* Exercise instructions
The answer should hold every line of the listing, unchanged and free of images.

* Entries shown
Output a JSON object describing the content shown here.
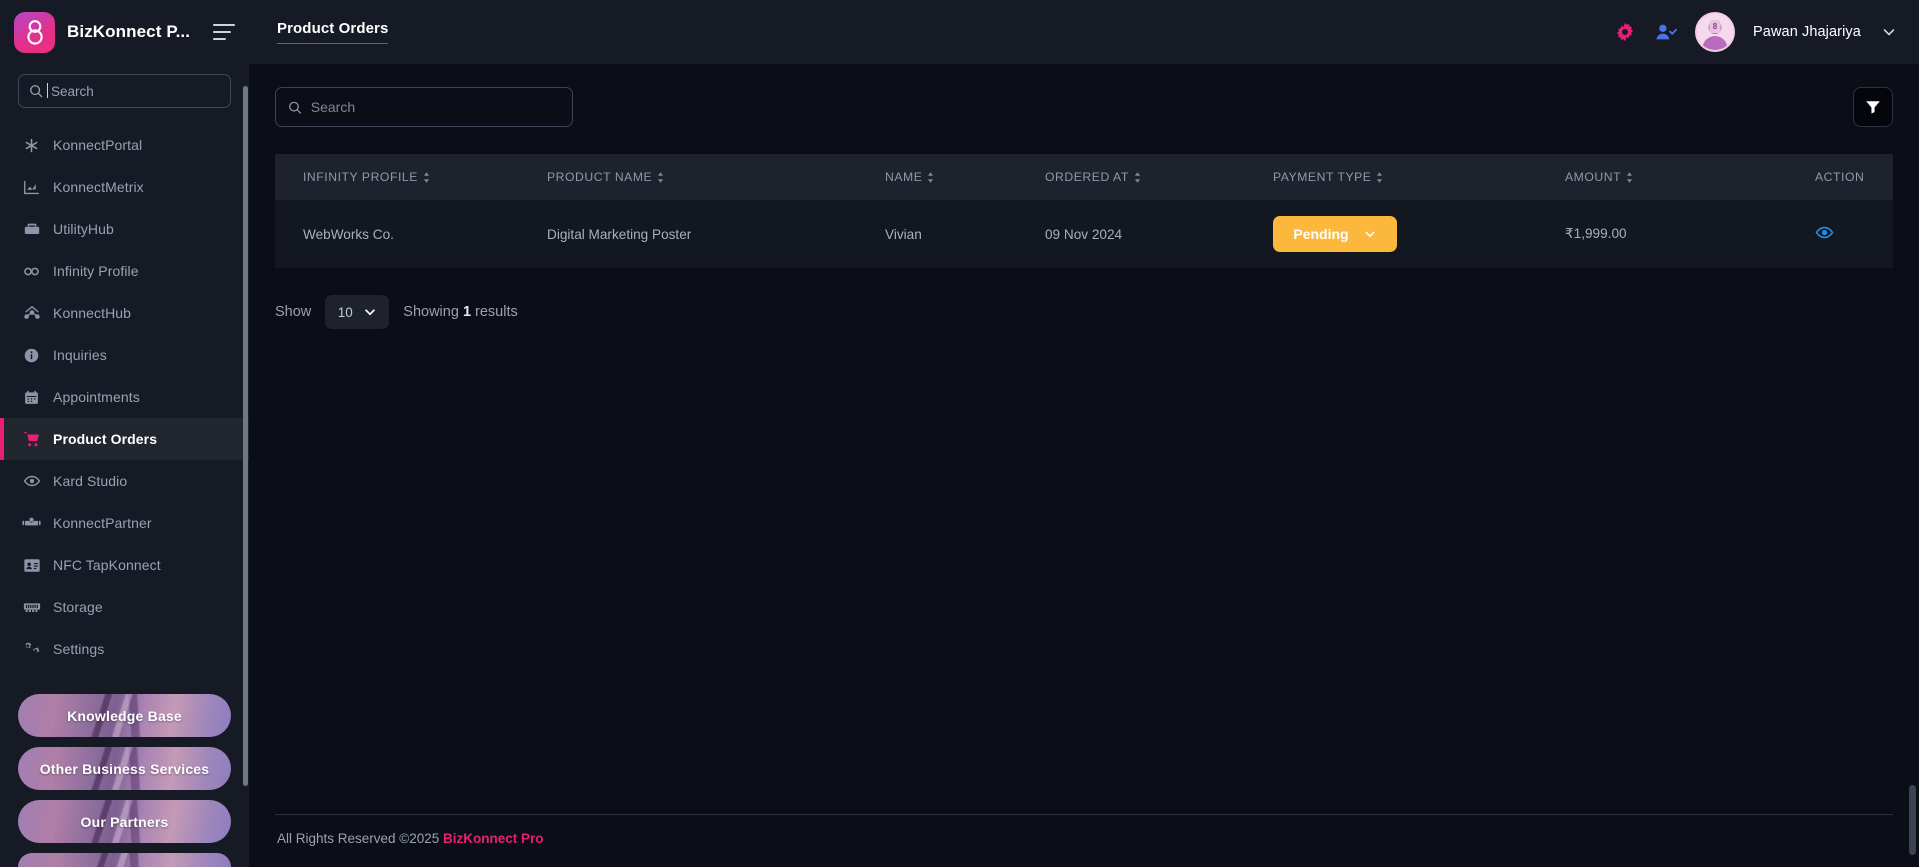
{
  "brand": {
    "name": "BizKonnect P...",
    "logo_icon": "infinity-logo-icon",
    "menu_icon": "hamburger-menu-icon"
  },
  "sidebar": {
    "search": {
      "placeholder": "Search",
      "value": "",
      "icon": "search-icon"
    },
    "items": [
      {
        "label": "KonnectPortal",
        "icon": "asterisk-icon",
        "active": false
      },
      {
        "label": "KonnectMetrix",
        "icon": "chart-bar-icon",
        "active": false
      },
      {
        "label": "UtilityHub",
        "icon": "toolbox-icon",
        "active": false
      },
      {
        "label": "Infinity Profile",
        "icon": "infinity-icon",
        "active": false
      },
      {
        "label": "KonnectHub",
        "icon": "network-hub-icon",
        "active": false
      },
      {
        "label": "Inquiries",
        "icon": "info-circle-icon",
        "active": false
      },
      {
        "label": "Appointments",
        "icon": "calendar-icon",
        "active": false
      },
      {
        "label": "Product Orders",
        "icon": "shopping-cart-icon",
        "active": true
      },
      {
        "label": "Kard Studio",
        "icon": "eye-icon",
        "active": false
      },
      {
        "label": "KonnectPartner",
        "icon": "handshake-icon",
        "active": false
      },
      {
        "label": "NFC TapKonnect",
        "icon": "id-card-icon",
        "active": false
      },
      {
        "label": "Storage",
        "icon": "memory-chip-icon",
        "active": false
      },
      {
        "label": "Settings",
        "icon": "gears-icon",
        "active": false
      }
    ],
    "promos": [
      {
        "label": "Knowledge Base"
      },
      {
        "label": "Other Business Services"
      },
      {
        "label": "Our Partners"
      }
    ]
  },
  "topbar": {
    "breadcrumb": "Product Orders",
    "settings_icon": "gear-icon",
    "user_check_icon": "user-check-icon",
    "avatar_icon": "user-avatar",
    "user_name": "Pawan Jhajariya",
    "chevron_icon": "chevron-down-icon"
  },
  "toolbar": {
    "search": {
      "placeholder": "Search",
      "value": "",
      "icon": "search-icon"
    },
    "filter_icon": "funnel-filter-icon"
  },
  "table": {
    "columns": [
      {
        "label": "INFINITY PROFILE",
        "sortable": true
      },
      {
        "label": "PRODUCT NAME",
        "sortable": true
      },
      {
        "label": "NAME",
        "sortable": true
      },
      {
        "label": "ORDERED AT",
        "sortable": true
      },
      {
        "label": "PAYMENT TYPE",
        "sortable": true
      },
      {
        "label": "AMOUNT",
        "sortable": true
      },
      {
        "label": "ACTION",
        "sortable": false
      }
    ],
    "rows": [
      {
        "infinity_profile": "WebWorks Co.",
        "product_name": "Digital Marketing Poster",
        "name": "Vivian",
        "ordered_at": "09 Nov 2024",
        "payment_type": "Pending",
        "amount": "₹1,999.00",
        "action_icon": "eye-icon"
      }
    ]
  },
  "pager": {
    "show_label": "Show",
    "page_size": "10",
    "showing_prefix": "Showing ",
    "showing_count": "1",
    "showing_suffix": " results"
  },
  "footer": {
    "text": "All Rights Reserved ©2025 ",
    "brand": "BizKonnect Pro"
  },
  "colors": {
    "accent_pink": "#e91e76",
    "status_pending": "#fcb83c",
    "action_blue": "#1e8fe8",
    "sidebar_bg": "#161a24",
    "page_bg": "#0b0e17",
    "row_bg": "#13171f",
    "header_row_bg": "#1d222d"
  }
}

* Task result
Output a JSON object describing the content shown here.
{
  "brand": {
    "name": "BizKonnect P...",
    "logo_icon": "infinity-logo-icon",
    "menu_icon": "hamburger-menu-icon"
  },
  "sidebar": {
    "search": {
      "placeholder": "Search",
      "value": "",
      "icon": "search-icon"
    },
    "items": [
      {
        "label": "KonnectPortal",
        "icon": "asterisk-icon",
        "active": false
      },
      {
        "label": "KonnectMetrix",
        "icon": "chart-bar-icon",
        "active": false
      },
      {
        "label": "UtilityHub",
        "icon": "toolbox-icon",
        "active": false
      },
      {
        "label": "Infinity Profile",
        "icon": "infinity-icon",
        "active": false
      },
      {
        "label": "KonnectHub",
        "icon": "network-hub-icon",
        "active": false
      },
      {
        "label": "Inquiries",
        "icon": "info-circle-icon",
        "active": false
      },
      {
        "label": "Appointments",
        "icon": "calendar-icon",
        "active": false
      },
      {
        "label": "Product Orders",
        "icon": "shopping-cart-icon",
        "active": true
      },
      {
        "label": "Kard Studio",
        "icon": "eye-icon",
        "active": false
      },
      {
        "label": "KonnectPartner",
        "icon": "handshake-icon",
        "active": false
      },
      {
        "label": "NFC TapKonnect",
        "icon": "id-card-icon",
        "active": false
      },
      {
        "label": "Storage",
        "icon": "memory-chip-icon",
        "active": false
      },
      {
        "label": "Settings",
        "icon": "gears-icon",
        "active": false
      }
    ],
    "promos": [
      {
        "label": "Knowledge Base"
      },
      {
        "label": "Other Business Services"
      },
      {
        "label": "Our Partners"
      }
    ]
  },
  "topbar": {
    "breadcrumb": "Product Orders",
    "settings_icon": "gear-icon",
    "user_check_icon": "user-check-icon",
    "avatar_icon": "user-avatar",
    "user_name": "Pawan Jhajariya",
    "chevron_icon": "chevron-down-icon"
  },
  "toolbar": {
    "search": {
      "placeholder": "Search",
      "value": "",
      "icon": "search-icon"
    },
    "filter_icon": "funnel-filter-icon"
  },
  "table": {
    "columns": [
      {
        "label": "INFINITY PROFILE",
        "sortable": true
      },
      {
        "label": "PRODUCT NAME",
        "sortable": true
      },
      {
        "label": "NAME",
        "sortable": true
      },
      {
        "label": "ORDERED AT",
        "sortable": true
      },
      {
        "label": "PAYMENT TYPE",
        "sortable": true
      },
      {
        "label": "AMOUNT",
        "sortable": true
      },
      {
        "label": "ACTION",
        "sortable": false
      }
    ],
    "rows": [
      {
        "infinity_profile": "WebWorks Co.",
        "product_name": "Digital Marketing Poster",
        "name": "Vivian",
        "ordered_at": "09 Nov 2024",
        "payment_type": "Pending",
        "amount": "₹1,999.00",
        "action_icon": "eye-icon"
      }
    ]
  },
  "pager": {
    "show_label": "Show",
    "page_size": "10",
    "showing_prefix": "Showing ",
    "showing_count": "1",
    "showing_suffix": " results"
  },
  "footer": {
    "text": "All Rights Reserved ©2025 ",
    "brand": "BizKonnect Pro"
  },
  "colors": {
    "accent_pink": "#e91e76",
    "status_pending": "#fcb83c",
    "action_blue": "#1e8fe8",
    "sidebar_bg": "#161a24",
    "page_bg": "#0b0e17",
    "row_bg": "#13171f",
    "header_row_bg": "#1d222d"
  }
}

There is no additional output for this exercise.